Of course, the financial system must also be able to withstand a haircut. Otherwise, precious little would have been gained. Because privileged regulatory treatment allows banks to buy almost unlimited amounts of government bonds, which they are not required to back with capital, a haircut is particularly risky for banks. That has got to change.
Not until banks have begun to hold sufficient capital against government bonds and the size of individual exposures has been limited will banks be able to effectively cope with the process of restructuring sovereign debt. And only then is there likely to be any concrete political will to take such action. Government bonds are far from being risk-free. Banking regulation should at last acknowledge this fact.
The Federal Ministry of Finance has made similar proposals. Incidentally, these also include the possibility of strengthening the role of the ESM in the area of fiscal surveillance. After all, unlike the European Commission, the ESM is not exposed to any conflict of interest arising from the need to act both as a political institution and as the "guardian of the EU treaties".

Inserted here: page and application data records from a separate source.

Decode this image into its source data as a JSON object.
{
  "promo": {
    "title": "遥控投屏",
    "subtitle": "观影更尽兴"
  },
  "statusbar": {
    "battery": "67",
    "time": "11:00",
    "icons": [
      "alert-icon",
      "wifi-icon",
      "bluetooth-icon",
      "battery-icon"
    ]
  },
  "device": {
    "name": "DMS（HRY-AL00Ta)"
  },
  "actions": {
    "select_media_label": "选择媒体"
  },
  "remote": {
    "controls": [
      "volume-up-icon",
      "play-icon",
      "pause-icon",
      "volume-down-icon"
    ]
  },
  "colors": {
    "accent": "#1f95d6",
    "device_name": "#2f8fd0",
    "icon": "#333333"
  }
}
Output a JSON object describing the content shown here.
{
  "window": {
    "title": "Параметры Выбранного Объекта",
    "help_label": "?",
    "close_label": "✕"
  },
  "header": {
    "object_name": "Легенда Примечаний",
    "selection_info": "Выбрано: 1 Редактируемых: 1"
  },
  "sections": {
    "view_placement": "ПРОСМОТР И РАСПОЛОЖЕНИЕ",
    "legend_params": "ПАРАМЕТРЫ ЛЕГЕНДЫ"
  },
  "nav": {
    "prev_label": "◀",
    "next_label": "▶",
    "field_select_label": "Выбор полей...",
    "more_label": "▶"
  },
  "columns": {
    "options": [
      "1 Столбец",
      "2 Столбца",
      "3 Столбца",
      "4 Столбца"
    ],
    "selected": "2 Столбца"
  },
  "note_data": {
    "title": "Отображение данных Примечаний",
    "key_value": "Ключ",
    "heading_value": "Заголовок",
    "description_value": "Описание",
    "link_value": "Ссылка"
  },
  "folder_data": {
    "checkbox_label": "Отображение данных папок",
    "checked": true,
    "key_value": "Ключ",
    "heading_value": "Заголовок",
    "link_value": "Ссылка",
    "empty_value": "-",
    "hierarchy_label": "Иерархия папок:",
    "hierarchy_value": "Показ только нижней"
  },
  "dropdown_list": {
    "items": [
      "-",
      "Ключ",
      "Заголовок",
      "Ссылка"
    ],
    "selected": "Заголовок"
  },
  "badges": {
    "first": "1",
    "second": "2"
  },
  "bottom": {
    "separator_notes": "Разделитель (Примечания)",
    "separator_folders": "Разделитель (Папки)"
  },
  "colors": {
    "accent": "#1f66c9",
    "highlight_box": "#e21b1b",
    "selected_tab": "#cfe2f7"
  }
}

I believe that these changes are needed to make the euro area more stable, regardless of whether we pursue the idea of greater joint financial obligations at the European level.
The more evenly economic shocks are spread across a currency union as a whole, the less likely it is to drift apart. To a certain extent, a common budget could help cushion shocks that affect individual member states and thus synchronise the economic performance of the individual countries to a larger degree.
But this effect would not be as major as some might hope. Fiscal policy in the United States, for example, only absorbs 10-20 % of economic shocks. Private forms of risk sharing play a much greater role. Integrated capital markets, especially integrated equity markets, smooth cyclical fluctuations between the US states, thus cushioning around 40 % of volatility.
If a business's shareholder base is spread across many different states, so, too, will potential losses ripple out across several states. This absorbs some of the effects on income in the state affected by the shock. And during upturns, these states can benefit from investment opportunities in others.
Taking these steps to make the euro area more robust is a chance that should not go to waste. This is why we support the European Commission's efforts to establish a European capital markets union when it comes to harmonising insolvency law in the EU, for example.
4. Concluding remarks
Ladies and gentlemen, John Pemberton developed Coca-Cola to free himself from his morphine addiction. No-one would claim that Coca-Cola carries a greater health risk than opiates.
But, by the same token, few would claim that Coca-Cola is an essential part of a balanced diet.
Ultimately, consuming more caffeine than is compatible with a healthy lifestyle only makes us more vulnerable. And the same is true of using monetary policy as a stimulus. It can be used, just like caffeine, to give the economy a boost. But overindulgence presents risks and side-effects.
A healthy monetary union requires a balance to be struck between action and liability, and economic policy to promote sustainable growth.
A sense of balance is also key in a speech delivered at a stand-up reception, meaning it shouldn't be too long. On that note, all that remains is for me to wish you a pleasant evening and many an interesting discussion.